If an amusement park built the ride itself, it may be sued for personal injury based on product liability. In these cases, the park will be held strictly liable, which means that the court will not be required to consider whether or not reasonable care was taken.
In some cases, courts have imposed product liability even in cases when the amusement park did not build the ride.
What About Premises Liability and Amusement Parks?
Injuries that are caused by a particular condition or use of land, a building, or other premises are referred to as premises liability. In an amusement park, this includes:
- General conditions.
Although there are variances by state, premises liability generally recognizes three different types of entrants onto land:
There are various degrees of care that are owed by the landowner to each of these types of entrants. In some states, the laws do not differentiate between the types of entrants and hold amusement park owners responsible for making the park reasonably safe under the circumstances.
What Is the Duty of Care?
Amusement park rides have to be safe for reasonably foreseeable uses. Typically, this means having:
- Adequate restraints;
- Frequent maintenance and inspections;
- Safety instructions;
- Employee supervision.
This does not mean that a defendant will be automatically liable if a plaintiff is injured on a ride. For example, if a rider did something unforeseeable or ignored clear instructions.
This type of situation may occur if, for example, the rider extends their arms or legs outside of a dissenting cage after being instructed not to do so. Because a defendant has a responsibility to maintain rides and keep them safe, it is not likely that they will be able to claim a freak accident occurred.
The defendant would be under a high duty to ensure that conditions that could potentially lead to a malfunction are identified and fixed because most amusement park rides are inherently dangerous. There are many states that have regulations that establish a duty to maintain rides or establish the defendant amusement park’s duty of care related to rides.
If a ride had a faulty design or an inherent defect, an injured plaintiff may also be able to sue the ride manufacturer.
Are There Any Legal Remedies Available for a Roller Coaster Accident Claim?
A roller coaster accident may result in various legal remedies. The most common remedy awarded in these types of cases is a money award.
This award is provided to the injured party and allows them to recoup the losses they suffered as a result of the accident, such as:
In certain roller coaster accidents, a class action suit may be filed if several individuals are injured by the same cause. If an individual or individuals were killed as a result of the accident, wrongful death claims may be filed.
Do I Need a Lawyer for Assistance With a Roller Coaster Accident Lawsuit?
If you have been injured as a result of a roller coaster accident, it is important to consult with a personal injury lawyer as soon as possible. These types of accidents may result in serious injuries and even death.

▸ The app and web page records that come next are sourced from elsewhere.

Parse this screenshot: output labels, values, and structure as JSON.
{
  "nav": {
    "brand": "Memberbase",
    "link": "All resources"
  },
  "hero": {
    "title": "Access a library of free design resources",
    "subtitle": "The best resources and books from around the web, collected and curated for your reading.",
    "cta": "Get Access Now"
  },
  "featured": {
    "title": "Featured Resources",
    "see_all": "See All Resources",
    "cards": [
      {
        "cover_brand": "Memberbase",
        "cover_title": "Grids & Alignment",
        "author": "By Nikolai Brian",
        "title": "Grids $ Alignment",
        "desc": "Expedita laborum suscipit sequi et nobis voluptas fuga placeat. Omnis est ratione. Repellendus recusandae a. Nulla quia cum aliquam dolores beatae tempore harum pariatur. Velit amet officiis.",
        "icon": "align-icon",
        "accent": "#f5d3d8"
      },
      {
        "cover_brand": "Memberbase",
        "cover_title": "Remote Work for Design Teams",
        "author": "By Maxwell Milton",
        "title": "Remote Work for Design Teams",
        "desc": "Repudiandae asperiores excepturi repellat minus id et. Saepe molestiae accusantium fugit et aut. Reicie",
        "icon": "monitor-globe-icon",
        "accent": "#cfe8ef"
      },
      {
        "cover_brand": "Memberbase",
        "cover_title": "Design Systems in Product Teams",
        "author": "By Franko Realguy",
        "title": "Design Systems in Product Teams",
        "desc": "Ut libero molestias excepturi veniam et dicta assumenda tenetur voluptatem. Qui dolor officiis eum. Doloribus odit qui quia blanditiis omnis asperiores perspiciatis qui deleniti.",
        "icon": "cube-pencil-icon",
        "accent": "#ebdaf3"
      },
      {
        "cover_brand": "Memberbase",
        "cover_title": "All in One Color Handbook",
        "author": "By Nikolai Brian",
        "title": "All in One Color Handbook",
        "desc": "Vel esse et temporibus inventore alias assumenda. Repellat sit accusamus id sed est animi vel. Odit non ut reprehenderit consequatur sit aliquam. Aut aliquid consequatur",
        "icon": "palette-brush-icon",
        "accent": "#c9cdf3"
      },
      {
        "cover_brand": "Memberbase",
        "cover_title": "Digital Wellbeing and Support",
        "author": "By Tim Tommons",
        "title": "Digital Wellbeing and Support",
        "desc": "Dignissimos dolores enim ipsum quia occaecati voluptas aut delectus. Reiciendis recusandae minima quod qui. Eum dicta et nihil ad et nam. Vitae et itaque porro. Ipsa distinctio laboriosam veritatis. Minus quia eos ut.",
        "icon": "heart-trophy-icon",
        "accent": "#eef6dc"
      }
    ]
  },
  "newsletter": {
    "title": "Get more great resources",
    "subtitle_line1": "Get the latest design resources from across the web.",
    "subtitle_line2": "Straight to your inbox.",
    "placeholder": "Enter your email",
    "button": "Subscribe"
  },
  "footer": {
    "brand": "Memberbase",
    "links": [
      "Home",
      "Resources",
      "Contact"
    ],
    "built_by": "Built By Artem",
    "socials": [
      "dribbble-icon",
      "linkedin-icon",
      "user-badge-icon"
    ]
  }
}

Your lawyer can determine the parties that may be liable and file a lawsuit on your behalf to obtain compensation for your injuries. If your loved one was killed as a result of the accident, you may be able to file a wrongful death lawsuit.
These types of cases involve large amounts of complex evidence, including expert testimony and numerous different laws, so it is best to have an attorney present your case on your behalf.